black pepper, rice blend, olive oil, pine nuts, fresh flat leaf parsley and 3 more
red beets, lemon vinaigrette, pistachios, salt, salt, wild rice and 2 more

Other Dishes to Consider

If all that requires too much thought, there are some things you can prepare that are naturally safe at room temperature like bread and some desserts.


Cornbread Cornbread is a quick bread that you can make the night before. It requires no refrigeration and everyone loves it.

salt, cornmeal, baking powder, baking soda, all purpose flour and 4 more
baking powder, blue cornmeal, milk, egg, Gold Medal All Purpose Flour and 3 more
unsweetened applesauce, cornmeal, buttermilk, granulated sugar and 7 more

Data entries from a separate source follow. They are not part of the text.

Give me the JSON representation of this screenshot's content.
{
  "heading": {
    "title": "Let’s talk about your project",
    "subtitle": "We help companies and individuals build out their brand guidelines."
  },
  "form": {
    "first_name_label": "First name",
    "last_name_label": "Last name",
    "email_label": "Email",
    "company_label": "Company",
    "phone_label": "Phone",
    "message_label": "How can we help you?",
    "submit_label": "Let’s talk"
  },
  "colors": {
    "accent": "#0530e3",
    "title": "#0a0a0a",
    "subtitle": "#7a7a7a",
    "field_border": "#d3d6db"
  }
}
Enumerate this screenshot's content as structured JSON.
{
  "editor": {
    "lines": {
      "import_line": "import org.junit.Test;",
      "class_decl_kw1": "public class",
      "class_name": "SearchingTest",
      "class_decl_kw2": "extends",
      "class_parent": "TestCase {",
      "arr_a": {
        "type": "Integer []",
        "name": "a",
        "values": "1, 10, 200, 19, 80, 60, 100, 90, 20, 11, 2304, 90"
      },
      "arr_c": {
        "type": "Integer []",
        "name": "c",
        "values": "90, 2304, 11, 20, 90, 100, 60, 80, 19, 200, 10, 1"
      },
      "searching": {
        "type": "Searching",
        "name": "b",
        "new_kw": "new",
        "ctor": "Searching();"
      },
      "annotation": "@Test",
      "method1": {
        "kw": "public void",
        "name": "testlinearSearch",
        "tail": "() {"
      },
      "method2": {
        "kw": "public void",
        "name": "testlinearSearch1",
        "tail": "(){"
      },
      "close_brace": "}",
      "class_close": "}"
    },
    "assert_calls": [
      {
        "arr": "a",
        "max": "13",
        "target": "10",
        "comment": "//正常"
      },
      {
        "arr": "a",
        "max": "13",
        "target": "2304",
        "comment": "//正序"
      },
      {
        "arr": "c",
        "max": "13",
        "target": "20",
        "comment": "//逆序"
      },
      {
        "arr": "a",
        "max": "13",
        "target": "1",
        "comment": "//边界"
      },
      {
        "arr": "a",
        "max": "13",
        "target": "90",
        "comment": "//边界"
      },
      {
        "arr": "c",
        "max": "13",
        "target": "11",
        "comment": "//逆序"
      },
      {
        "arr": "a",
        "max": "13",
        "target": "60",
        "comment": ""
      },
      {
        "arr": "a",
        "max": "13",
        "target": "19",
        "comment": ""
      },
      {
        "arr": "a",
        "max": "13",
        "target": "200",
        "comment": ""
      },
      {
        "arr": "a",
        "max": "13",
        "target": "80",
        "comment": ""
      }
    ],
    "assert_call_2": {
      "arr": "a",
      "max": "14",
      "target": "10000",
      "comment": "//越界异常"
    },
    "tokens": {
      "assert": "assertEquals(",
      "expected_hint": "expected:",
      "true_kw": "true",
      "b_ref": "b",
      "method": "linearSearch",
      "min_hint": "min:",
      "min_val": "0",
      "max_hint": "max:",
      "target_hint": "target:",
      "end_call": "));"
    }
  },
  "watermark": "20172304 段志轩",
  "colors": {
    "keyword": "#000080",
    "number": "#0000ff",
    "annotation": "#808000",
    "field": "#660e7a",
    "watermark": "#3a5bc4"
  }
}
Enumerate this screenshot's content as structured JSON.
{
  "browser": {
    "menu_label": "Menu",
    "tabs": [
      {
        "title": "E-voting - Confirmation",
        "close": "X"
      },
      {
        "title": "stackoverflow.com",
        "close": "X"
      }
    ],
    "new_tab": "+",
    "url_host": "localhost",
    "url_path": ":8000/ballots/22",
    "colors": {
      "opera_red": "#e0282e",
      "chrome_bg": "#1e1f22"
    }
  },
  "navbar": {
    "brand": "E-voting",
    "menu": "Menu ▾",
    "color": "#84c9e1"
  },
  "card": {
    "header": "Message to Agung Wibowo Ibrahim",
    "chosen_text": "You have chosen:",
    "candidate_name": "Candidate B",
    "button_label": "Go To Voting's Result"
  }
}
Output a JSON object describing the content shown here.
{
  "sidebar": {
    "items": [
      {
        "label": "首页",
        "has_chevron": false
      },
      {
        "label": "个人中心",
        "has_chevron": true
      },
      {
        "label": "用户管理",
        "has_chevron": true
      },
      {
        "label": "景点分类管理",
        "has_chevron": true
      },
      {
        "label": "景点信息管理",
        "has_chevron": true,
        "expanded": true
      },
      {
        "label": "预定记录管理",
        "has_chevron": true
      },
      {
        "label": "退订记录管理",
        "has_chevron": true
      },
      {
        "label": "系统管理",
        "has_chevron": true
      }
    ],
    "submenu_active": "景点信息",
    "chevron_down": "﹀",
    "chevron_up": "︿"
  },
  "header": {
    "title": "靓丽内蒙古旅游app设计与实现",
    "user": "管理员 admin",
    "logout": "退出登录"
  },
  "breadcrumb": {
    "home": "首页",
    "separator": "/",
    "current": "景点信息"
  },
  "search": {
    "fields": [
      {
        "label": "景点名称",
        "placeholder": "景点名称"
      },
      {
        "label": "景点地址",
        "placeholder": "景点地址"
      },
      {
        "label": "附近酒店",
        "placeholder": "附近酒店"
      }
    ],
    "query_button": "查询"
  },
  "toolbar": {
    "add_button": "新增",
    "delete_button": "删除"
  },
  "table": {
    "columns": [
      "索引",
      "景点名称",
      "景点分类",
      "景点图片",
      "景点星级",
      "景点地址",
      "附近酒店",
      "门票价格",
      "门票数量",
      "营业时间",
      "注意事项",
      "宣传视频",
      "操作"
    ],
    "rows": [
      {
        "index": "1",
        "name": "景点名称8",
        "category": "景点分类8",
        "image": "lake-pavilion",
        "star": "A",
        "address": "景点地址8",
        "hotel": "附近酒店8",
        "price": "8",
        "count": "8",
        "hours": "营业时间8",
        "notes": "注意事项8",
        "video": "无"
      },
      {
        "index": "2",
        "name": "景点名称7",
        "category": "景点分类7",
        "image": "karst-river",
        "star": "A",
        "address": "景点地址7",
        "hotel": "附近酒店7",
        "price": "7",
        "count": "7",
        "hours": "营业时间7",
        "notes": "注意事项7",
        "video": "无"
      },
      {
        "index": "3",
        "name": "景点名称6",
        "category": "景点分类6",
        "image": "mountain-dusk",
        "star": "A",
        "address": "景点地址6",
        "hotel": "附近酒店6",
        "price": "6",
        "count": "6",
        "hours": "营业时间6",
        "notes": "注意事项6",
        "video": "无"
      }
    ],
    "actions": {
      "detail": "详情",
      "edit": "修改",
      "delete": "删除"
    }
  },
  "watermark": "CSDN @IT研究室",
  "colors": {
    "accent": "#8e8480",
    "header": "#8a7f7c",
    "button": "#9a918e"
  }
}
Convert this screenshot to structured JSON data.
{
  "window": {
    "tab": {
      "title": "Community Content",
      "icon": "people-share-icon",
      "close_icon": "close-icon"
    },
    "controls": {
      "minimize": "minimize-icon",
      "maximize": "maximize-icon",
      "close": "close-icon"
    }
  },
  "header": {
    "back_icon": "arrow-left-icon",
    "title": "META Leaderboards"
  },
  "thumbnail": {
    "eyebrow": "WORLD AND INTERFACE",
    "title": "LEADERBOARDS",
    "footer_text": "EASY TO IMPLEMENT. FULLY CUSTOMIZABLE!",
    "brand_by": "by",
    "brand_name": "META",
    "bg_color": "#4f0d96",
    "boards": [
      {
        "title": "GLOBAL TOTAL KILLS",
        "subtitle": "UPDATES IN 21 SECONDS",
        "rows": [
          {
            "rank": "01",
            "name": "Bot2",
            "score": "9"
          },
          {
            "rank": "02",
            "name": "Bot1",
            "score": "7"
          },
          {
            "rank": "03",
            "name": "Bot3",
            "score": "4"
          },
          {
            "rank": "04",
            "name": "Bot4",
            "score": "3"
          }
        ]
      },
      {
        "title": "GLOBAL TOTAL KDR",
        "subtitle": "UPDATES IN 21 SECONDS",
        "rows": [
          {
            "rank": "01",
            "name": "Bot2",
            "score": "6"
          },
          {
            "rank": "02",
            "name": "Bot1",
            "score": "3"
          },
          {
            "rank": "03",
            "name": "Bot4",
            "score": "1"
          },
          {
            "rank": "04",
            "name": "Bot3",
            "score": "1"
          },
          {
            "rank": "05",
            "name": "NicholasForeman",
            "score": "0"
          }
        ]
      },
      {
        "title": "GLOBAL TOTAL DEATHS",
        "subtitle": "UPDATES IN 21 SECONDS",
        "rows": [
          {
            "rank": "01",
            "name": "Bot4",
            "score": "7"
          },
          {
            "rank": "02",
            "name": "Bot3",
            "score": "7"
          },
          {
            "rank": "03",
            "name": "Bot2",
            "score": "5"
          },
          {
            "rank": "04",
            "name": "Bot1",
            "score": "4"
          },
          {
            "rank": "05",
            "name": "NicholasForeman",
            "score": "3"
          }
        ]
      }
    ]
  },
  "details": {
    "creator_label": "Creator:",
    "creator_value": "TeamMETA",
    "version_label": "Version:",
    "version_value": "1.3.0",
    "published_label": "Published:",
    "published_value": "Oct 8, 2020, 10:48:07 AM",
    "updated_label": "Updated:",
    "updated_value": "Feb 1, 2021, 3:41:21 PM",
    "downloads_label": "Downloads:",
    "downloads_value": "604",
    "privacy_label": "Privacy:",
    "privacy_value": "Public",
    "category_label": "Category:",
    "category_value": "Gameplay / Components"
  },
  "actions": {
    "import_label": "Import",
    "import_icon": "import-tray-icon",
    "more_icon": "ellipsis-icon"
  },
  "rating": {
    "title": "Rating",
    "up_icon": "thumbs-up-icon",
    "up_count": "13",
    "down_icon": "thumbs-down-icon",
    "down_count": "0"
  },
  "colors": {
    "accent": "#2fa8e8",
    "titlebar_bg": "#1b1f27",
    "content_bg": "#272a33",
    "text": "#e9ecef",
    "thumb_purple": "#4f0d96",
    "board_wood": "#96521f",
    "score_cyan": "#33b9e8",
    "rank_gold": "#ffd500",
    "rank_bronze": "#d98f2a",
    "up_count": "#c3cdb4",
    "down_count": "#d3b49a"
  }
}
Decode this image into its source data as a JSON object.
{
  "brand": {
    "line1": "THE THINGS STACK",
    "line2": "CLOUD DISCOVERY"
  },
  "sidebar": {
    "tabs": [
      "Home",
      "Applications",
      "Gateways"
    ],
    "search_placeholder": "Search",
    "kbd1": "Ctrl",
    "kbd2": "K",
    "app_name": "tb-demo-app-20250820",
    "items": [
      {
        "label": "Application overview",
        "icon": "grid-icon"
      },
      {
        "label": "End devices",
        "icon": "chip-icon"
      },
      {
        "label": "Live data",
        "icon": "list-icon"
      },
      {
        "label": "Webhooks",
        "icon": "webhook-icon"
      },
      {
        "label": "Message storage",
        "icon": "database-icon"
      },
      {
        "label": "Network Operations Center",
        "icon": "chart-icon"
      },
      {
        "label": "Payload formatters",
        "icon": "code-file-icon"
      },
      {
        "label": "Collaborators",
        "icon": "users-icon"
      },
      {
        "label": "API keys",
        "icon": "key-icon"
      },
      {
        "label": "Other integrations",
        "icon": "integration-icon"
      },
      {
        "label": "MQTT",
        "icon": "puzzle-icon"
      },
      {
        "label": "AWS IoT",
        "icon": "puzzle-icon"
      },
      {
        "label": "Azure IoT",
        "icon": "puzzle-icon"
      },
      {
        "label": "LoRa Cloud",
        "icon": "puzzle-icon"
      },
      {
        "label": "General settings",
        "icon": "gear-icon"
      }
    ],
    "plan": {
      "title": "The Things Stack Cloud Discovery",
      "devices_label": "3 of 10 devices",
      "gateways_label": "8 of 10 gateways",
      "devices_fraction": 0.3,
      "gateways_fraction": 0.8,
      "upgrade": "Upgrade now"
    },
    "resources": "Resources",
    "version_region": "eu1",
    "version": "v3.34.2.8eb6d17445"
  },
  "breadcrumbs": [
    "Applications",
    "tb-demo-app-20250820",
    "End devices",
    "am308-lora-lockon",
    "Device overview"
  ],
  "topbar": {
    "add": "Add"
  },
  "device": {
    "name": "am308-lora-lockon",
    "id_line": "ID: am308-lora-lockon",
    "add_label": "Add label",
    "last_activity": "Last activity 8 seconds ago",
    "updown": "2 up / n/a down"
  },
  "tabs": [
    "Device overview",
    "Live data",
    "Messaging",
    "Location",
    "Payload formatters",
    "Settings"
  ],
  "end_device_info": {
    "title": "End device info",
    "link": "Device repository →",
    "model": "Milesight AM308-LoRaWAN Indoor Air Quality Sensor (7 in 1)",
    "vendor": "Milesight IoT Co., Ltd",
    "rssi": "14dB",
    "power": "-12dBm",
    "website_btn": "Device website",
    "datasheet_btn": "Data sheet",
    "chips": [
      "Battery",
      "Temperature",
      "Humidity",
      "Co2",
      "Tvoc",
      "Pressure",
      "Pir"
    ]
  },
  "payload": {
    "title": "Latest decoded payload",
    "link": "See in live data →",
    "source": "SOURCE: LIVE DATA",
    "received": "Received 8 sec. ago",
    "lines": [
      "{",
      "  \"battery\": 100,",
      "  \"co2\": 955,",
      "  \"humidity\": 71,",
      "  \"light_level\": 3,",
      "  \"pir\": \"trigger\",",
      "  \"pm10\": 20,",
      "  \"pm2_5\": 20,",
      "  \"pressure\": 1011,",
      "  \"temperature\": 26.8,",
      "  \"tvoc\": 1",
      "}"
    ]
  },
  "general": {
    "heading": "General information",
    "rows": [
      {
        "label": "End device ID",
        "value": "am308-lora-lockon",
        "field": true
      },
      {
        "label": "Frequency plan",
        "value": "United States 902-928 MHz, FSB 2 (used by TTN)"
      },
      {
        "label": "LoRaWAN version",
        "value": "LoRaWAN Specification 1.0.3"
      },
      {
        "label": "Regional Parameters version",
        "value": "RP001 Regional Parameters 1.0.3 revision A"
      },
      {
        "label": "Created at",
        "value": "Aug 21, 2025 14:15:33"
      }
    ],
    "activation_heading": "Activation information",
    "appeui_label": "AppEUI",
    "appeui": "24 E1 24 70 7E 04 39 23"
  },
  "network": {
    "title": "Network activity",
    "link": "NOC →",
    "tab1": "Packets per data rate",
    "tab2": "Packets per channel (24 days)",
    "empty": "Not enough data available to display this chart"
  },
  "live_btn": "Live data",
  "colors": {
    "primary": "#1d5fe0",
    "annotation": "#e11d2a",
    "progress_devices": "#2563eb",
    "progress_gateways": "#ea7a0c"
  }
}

Dinner Rolls You can mix, knead, and proof your dough the night before Thanksgiving and bake your rolls before you leave. Just make sure to transport them in an airtight container so they don't stale.

all purpose flour, granulated white sugar, salt, melted butter and 4 more
warm water, sugar, fresh thyme, egg, milk, butter, garlic cloves and 5 more
whole milk, large eggs, active dry yeast, all purpose flour, sugar and 3 more


Most desserts on traditional Thanksgiving tables don't require refrigeration. Apple pie, pumpkin pie, pecan pie, fruit crumbles, betties, and cobblers can all travel for hours at room temperature and be ready to serve when you arrive.

all-purpose flour, salt, ground cloves, granny smith apples, water and 9 more
fruit, milk, self rising flour, butter, sugar
nonfat vanilla frozen yogurt, light brown sugar, water, apples and 4 more

Transporting Traditional Dishes

If there's a dish you are determined to bring to your holiday potluck like corn casserole or you have a special recipe for broccoli pie, you can get a portable food warmer. They look like coolers with a cord that plugs into your car cigarette lighter to heat things up. With something like this, you could even transport a Thanksgiving turkey.

garlic, half and half, cremini mushrooms, french fried onions and 10 more
sugar, chopped pecans, vanilla extract, all purpose flour, butter and 5 more
extra virgin olive oil, salt, fresh lemon juice, grated Parmesan cheese and 3 more